Stored records

****

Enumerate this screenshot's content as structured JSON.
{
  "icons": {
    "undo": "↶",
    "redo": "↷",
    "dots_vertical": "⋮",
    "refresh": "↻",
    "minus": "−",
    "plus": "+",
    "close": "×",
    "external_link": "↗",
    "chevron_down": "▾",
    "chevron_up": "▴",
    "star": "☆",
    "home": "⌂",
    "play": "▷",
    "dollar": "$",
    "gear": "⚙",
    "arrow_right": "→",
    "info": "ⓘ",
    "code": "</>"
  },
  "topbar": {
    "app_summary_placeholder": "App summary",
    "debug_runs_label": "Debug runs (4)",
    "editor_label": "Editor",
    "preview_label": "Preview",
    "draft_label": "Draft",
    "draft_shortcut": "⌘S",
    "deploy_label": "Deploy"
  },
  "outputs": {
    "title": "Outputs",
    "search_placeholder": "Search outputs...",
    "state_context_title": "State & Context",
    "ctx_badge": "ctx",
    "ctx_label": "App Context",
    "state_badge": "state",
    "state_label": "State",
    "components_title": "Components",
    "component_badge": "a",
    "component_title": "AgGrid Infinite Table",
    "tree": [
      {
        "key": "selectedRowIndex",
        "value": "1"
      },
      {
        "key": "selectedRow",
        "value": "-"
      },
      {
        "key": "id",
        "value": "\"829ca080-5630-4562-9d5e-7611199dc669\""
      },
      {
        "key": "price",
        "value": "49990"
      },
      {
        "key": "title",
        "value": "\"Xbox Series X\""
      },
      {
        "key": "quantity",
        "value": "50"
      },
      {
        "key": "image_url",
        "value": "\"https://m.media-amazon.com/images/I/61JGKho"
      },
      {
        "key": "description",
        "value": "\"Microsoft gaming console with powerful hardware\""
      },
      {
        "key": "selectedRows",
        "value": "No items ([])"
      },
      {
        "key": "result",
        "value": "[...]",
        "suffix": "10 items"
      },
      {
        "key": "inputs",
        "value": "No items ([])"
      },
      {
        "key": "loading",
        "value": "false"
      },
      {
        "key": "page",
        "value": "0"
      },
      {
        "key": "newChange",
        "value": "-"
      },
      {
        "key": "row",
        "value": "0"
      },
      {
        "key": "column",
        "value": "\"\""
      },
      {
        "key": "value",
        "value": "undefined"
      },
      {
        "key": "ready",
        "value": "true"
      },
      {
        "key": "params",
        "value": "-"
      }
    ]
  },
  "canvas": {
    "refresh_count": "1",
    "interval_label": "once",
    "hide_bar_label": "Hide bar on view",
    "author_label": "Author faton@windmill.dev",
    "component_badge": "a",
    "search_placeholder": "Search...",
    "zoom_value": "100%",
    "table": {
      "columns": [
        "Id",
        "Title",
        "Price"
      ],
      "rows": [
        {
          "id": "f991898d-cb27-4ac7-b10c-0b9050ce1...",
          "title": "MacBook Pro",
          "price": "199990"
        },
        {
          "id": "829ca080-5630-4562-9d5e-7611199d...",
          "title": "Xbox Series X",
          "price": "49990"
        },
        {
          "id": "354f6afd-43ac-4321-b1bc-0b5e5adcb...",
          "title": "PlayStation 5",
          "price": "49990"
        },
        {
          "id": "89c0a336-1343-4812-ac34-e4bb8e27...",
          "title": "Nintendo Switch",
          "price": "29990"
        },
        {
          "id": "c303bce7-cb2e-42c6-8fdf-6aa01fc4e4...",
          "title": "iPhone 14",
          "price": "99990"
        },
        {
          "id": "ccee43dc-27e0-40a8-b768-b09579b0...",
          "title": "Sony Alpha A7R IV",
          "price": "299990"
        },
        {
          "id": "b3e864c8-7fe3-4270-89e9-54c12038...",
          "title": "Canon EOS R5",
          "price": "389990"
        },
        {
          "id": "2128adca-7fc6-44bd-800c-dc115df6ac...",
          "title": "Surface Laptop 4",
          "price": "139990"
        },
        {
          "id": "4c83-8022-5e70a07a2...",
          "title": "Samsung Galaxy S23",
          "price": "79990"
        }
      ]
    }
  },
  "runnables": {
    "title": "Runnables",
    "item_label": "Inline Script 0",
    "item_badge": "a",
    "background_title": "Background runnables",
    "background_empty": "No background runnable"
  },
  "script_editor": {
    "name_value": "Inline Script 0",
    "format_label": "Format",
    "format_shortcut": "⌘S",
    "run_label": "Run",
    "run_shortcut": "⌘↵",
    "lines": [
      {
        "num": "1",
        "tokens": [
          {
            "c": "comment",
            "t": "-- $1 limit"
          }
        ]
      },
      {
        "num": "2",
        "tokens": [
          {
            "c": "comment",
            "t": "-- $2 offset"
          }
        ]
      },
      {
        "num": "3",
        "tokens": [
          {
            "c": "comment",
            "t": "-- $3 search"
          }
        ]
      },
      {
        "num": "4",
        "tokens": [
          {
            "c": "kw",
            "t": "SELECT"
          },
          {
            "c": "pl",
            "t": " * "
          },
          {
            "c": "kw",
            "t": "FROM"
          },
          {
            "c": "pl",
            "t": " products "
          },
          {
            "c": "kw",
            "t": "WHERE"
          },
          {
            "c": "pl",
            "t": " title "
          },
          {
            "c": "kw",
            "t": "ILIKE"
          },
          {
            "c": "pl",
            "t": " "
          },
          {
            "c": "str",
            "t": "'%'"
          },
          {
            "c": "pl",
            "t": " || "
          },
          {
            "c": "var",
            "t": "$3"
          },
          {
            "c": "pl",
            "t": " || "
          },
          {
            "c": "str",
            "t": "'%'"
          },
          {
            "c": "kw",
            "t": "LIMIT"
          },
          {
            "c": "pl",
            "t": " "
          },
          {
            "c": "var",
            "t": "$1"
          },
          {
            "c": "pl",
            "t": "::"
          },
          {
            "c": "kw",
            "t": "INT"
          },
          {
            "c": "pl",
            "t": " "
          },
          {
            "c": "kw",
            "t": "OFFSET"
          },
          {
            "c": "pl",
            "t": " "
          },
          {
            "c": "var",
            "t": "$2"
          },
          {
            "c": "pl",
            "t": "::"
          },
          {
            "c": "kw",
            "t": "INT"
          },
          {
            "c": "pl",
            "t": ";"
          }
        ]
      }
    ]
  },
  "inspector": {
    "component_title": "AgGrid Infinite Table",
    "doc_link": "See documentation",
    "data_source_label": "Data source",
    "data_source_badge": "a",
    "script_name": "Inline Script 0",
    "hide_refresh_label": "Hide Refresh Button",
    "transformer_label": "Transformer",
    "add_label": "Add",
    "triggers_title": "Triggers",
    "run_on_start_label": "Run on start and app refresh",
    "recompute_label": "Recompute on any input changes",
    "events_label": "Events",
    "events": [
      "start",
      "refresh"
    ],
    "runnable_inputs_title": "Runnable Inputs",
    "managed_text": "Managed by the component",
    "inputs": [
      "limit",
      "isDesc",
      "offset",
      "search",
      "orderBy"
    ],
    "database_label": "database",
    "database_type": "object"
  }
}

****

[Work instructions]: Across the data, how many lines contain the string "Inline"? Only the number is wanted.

[The answer]: 3